Spartan Showcase: Lauren Sharkey

May is Asian, Pacific Islander, Desi and Asian American Heritage Month. Throughout the month, The Daily will highlight members of the university community who are of Asian, Pacific Islander, Desi and Asian American heritage to celebrate their accomplishments as members of the campus community and shed light on their experiences at CWRU.

Photo of Lauren Sharkey

When Los Angeles native Lauren Sharkey, a junior majoring in computer science and finance, was looking for a college to earn her undergraduate degree, she had a few non-negotiables in mind.

“I was looking for a midsize college in a city that had a decent level of diversity,” she said. “I wanted to make sure I was still in a city. I knew that I wanted to go into accounting or finance, so I made sure that I attended a school that had those specific programs.”

Even though she traded in the sunset and beaches for a fairly different environment in Cleveland, Sharkey doesn’t mind getting to experience all four seasons.

“I love the snow,” she said. “I always get excited whenever I wake up to a fresh layer of snow on the ground, and I don’t think that I will ever get used to it.”

In her degree program at Weatherhead School of Management, Sharkey hit the ground running. She completed two internships: a tax and audit internship at Novogradac & Company LLP and an accounting internship at Epitaph Records. This summer, she will be working at Progressive Insurance as a data analytics intern.

Sharkey participated in the Wall Street Trek in 2019 as well, an experience in which she and fellow undergraduate students traveled to New York City to connect closely with alumni and explore career opportunities, gain advice and network. She also was a member of the Weatherhead Fund, a student-run investment club managing $500,000 in assets, and most recently was inducted into the Wolstein Society, an honors society that recognizes outstanding undergraduate students.

As busy as she is professionally, Sharkey still finds a way to join organizations to make a difference in the community.  Recently, she was a part of the executive board for the Taiwanese American Student Association (TASA) and helped to moderate a discussion about the recent hate crimes against the Asian American community. 

“After attending that event I wanted to do whatever I could to help bring change to CWRU,” she said. “I also joined to bring a Pacific Islander view to the task force because it is an underrepresented group on this campus.” 

When asked what she thinks the university should know about the Asian American and Pacific Islander (AAPI) community, it’s that Asian Americans and Pacific Islanders are very separate communities, and it is important that they are both recognized individually. 

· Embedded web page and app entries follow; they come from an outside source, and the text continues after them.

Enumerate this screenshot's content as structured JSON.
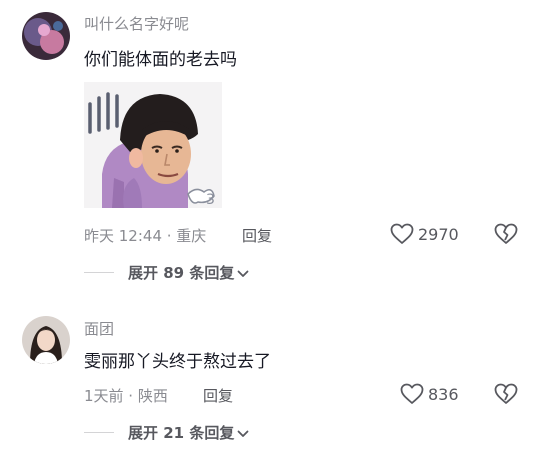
{
  "comments": [
    {
      "username": "叫什么名字好呢",
      "content": "你们能体面的老去吗",
      "meta": "昨天 12:44 · 重庆",
      "reply_label": "回复",
      "like_count": "2970",
      "expand_label": "展开 89 条回复",
      "has_sticker": true
    },
    {
      "username": "面团",
      "content": "雯丽那丫头终于熬过去了",
      "meta": "1天前 · 陕西",
      "reply_label": "回复",
      "like_count": "836",
      "expand_label": "展开 21 条回复"
    }
  ],
  "icons": {
    "like": "heart-outline-icon",
    "dislike": "broken-heart-icon",
    "expand": "chevron-down-icon"
  },
  "colors": {
    "text_primary": "#161823",
    "text_secondary": "#8a8b91",
    "text_action": "#57585e"
  }
}
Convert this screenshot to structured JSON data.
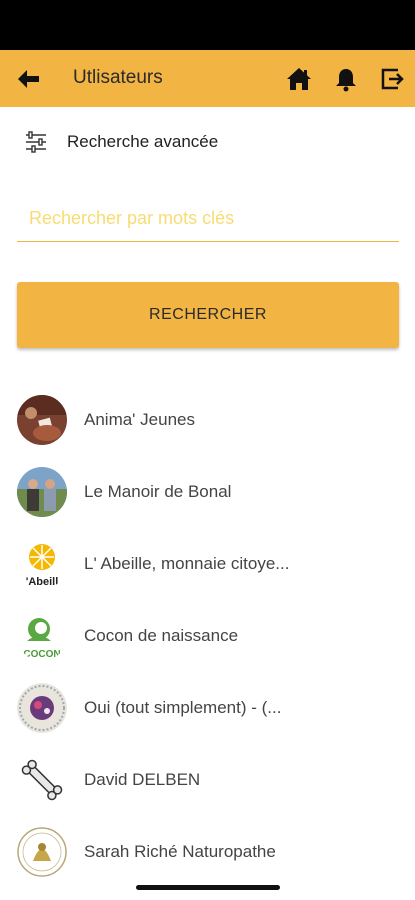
{
  "app_bar": {
    "title": "Utlisateurs",
    "back_icon": "arrow-left-icon",
    "actions": [
      "home-icon",
      "bell-icon",
      "logout-icon"
    ],
    "color": "#f2b544"
  },
  "advanced_search": {
    "label": "Recherche avancée",
    "icon": "sliders-icon"
  },
  "search": {
    "placeholder": "Rechercher par mots clés",
    "value": ""
  },
  "search_button": {
    "label": "RECHERCHER"
  },
  "users": [
    {
      "name": "Anima' Jeunes"
    },
    {
      "name": "Le Manoir de Bonal"
    },
    {
      "name": "L' Abeille, monnaie citoye..."
    },
    {
      "name": "Cocon de naissance"
    },
    {
      "name": "Oui (tout simplement) - (..."
    },
    {
      "name": "David DELBEN"
    },
    {
      "name": "Sarah Riché Naturopathe"
    }
  ],
  "avatar_texts": {
    "abeille": "'Abeill",
    "cocon": "COCON"
  }
}
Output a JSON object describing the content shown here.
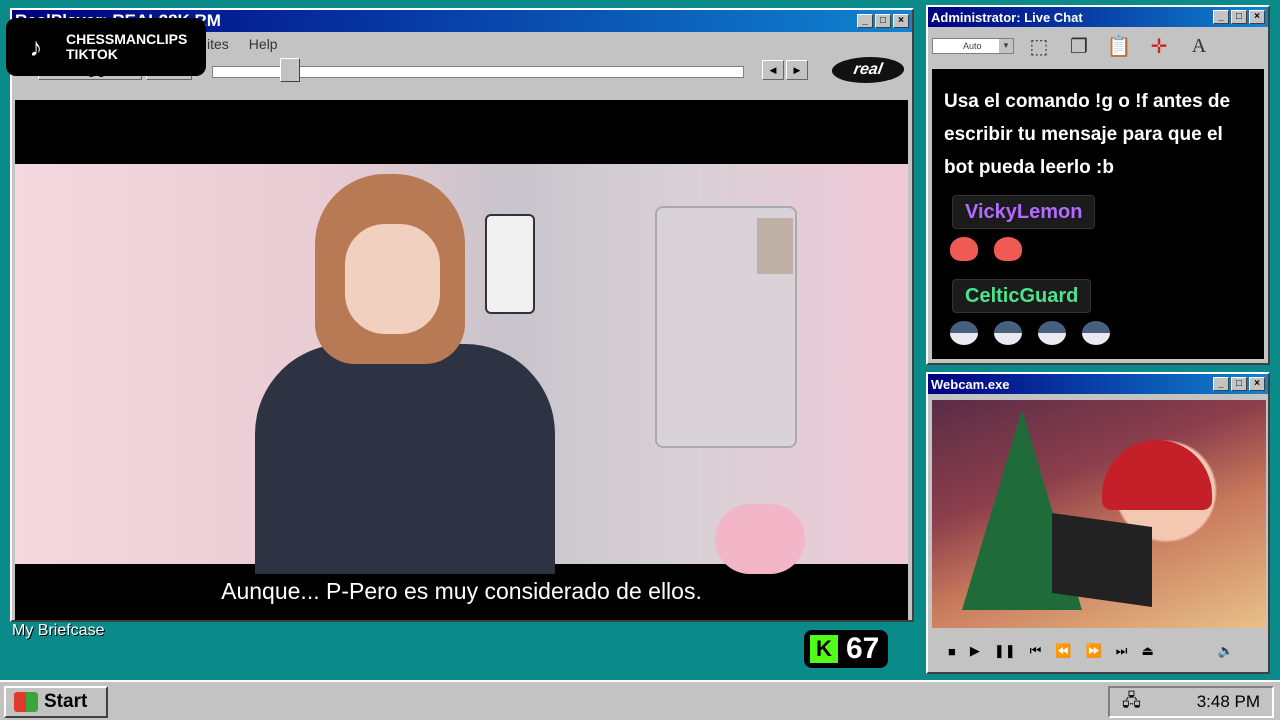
{
  "realplayer": {
    "title": "RealPlayer: REAL28K.RM",
    "menu": [
      "ites",
      "Help"
    ],
    "logo": "real",
    "subtitle": "Aunque... P-Pero es muy considerado de ellos."
  },
  "tiktok": {
    "line1": "CHESSMANCLIPS",
    "line2": "TIKTOK"
  },
  "chat": {
    "title": "Administrator: Live Chat",
    "font_select": "Auto",
    "message": "Usa el comando !g o !f antes de escribir tu mensaje para que el bot pueda leerlo :b",
    "users": [
      {
        "name": "VickyLemon",
        "color": "#b36bff"
      },
      {
        "name": "CelticGuard",
        "color": "#4de38a"
      }
    ]
  },
  "webcam": {
    "title": "Webcam.exe"
  },
  "desktop": {
    "briefcase": "My Briefcase",
    "kick_count": "67",
    "kick_letter": "K"
  },
  "taskbar": {
    "start": "Start",
    "time": "3:48 PM"
  },
  "colors": {
    "desktop": "#0b8a8a",
    "titlebar": "#000080",
    "kick": "#53fc18"
  }
}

“These two groups were first grouped together in the 1980s on the U.S. Census but are actually two different racial groups with completely different experiences and cultures,” Sharkey said. “The Asian American community itself is vastly diverse and should not be treated as a monolith. Pacific Islander culture is often ignored or minimized throughout AAPI heritage month, so it is important that we recognize all of the cultures that make up the terms AAPI or APIDA.”